When I draw students in my school I usually sit in the cafeteria or student lounge. It is inevitable that they are sitting in groups (they rarely study alone) and almost always inevitable that one of them notices that I am drawing someone from amongst the group. Much whispering and pointing follows, usually with the “model” — now self-conscious — turning around to see what I am doing, and if bold enough, coming over to see the drawing. On occasion I can get through a whole drawing without being noticed, like today, and then I feel that I have been given a gift — a few moments where I can draw undisturbed. It makes my day.
This must be the best week to paint the changing colours of the trees in Montreal. All the trees still have their leaves, everything from sharp yellow to deep red to dark green. On a sunny day it’s a bit like trying to paint flames — a bit too glowing and bright. My method is to take everything down a notch. Soften it and let the colours flow one into another and hope that you capture the feeling of the season without going garish.
It was a perfect fall day in every way — warm and sunny, no wind, and a great turnout (lots of new faces too) to the Urban Sketchers Sunday outing at the Atwater Market.
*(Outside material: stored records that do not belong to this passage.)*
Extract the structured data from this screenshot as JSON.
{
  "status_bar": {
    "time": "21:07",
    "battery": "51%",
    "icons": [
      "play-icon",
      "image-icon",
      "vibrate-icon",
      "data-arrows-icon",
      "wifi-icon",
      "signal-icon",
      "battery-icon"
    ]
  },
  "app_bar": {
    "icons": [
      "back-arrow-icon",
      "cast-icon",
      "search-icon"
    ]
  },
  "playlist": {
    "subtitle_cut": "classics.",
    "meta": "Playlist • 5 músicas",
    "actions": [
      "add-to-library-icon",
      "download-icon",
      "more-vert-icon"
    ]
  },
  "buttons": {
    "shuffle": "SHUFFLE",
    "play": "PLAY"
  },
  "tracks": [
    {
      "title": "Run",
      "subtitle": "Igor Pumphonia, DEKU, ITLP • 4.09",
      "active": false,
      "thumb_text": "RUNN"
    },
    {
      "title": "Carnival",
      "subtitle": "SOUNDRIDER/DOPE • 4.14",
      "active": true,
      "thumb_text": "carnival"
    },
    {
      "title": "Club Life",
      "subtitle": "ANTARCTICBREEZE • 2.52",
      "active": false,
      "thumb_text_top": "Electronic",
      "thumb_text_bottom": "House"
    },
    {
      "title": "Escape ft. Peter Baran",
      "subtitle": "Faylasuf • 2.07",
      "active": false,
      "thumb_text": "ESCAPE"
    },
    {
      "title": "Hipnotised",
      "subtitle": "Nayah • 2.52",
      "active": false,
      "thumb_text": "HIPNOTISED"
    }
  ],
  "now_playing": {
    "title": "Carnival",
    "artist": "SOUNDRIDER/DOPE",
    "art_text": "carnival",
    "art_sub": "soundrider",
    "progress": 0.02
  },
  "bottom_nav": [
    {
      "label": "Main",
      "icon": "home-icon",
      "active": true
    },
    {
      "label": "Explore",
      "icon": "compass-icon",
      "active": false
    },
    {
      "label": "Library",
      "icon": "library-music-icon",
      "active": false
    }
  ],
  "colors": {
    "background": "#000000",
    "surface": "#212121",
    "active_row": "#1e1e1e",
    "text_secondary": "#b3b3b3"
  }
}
Lots of us sketched the pumpkins — it was hard not too since they screamed to be painted. I chose this competing display, the Rouge Vif d’Étampes on one side and the big old jack o’ lanterns on the other.
I was going outside to sketch something completely different — perhaps some yellowing bits of plants in the garden — when the shirts caught my eye. The play of shadows on white are always such a challenge. Treated with a brush that’s too dry, they end up looking wooden, so I tried to keep the shadows and folds loose and wet.
It’s no wonder this man sat in Kent Park in the midday sun. With near record warm temperatures for the end of September, it feels like midsummer. The heat should continue for at least two more days and that means we’ll have a great day for Sunday sketching with USk Montreal. We’ll be sketching around the Lachine Canal and the Atwater Market. Hope to see you there!
I have spent a lot of time looking at water and trying to figure out how to paint it, and its mysteries have still not been fully revealed to me. But I have sketched the pond in Baie d’Urfé often enough to at least have a plan of attack for how I lay down the washes. I start with the blue (leaving the lily pads white) that is a reflection of the sky and gets deeper and cooler as it comes towards me. There’s lots of cerulean blue up near the rocks and some cobalt added in as it gets darker. When that’s really dry, I add the tree reflections in different layers of dark green. The light colours in the lily pads are next, and then there’s a final layer of really deep and dark greens under the lilies. This usually has some darker blues like Phthalo or Ultramarine and even some Alizarin in it. The rocks, foliage across the pond and foliage closest to me are next. The final step is the calligraphy — the little grasses and brush strokes that are mostly done with a rigger.
The garlic bundle is a study in contrasts — the heads pale, perfect, rounded, symmetrical and the stalks twisted and chaotic, dark and light. I didn’t realize until after my sketch was done that I painted them the same way — the stalks quickly and loosely throwing dark paint into light and the bulbs carefully and slowly with delicate washes and pale lines.
Autumn is my favourite time to paint trees because of all the colours — ranging from subtle to garish — that I can dip into in my palette. In Montreal, the trees are starting to turn and this one was outside my window at work. Deep yellow at the top, glowing orange in the middle, moving into green at the bottom. At first I tried painting it by wetting sections of the sketchbook paper but that just diluted the intensity of the colour so my second attempt was to paint large sections of pure colour with a flat brush. This in preparation to paint my favourite tree which will be ablaze in a few weeks. See it in 2013 and 2012.
Presumably, the more you draw, the better you get (10,000 hours and all that) and that doesn’t only mean your “drawing from observation” skills get better. This also includes the drawing you do from imagination, because you’ve observed something so frequently that your visual memory improves too. Or so I hope. For example, on first try I messed up the face of the girl with the hat. After erasing it, I was able to draw it again, but without looking at her. For me, that is a small step, a tiny bit of progress, in my determined mission to get better at drawing people.
Every autumn I make a little trip to Chez Michel at the market for a strand of hot peppers. There’s no other way to paint these than with pure colour — in this case Perylene Maroon, Carmine, Cobalt Blue, Azo Yellow and Azo Green. The highlights on the peppers are quite sharp so I painted around them, but in a few places I went back and lifted highlights with a small, damp brush. The Stillman & Birn Beta paper that I used is surprisingly great for lifting, probably because of its smoothness.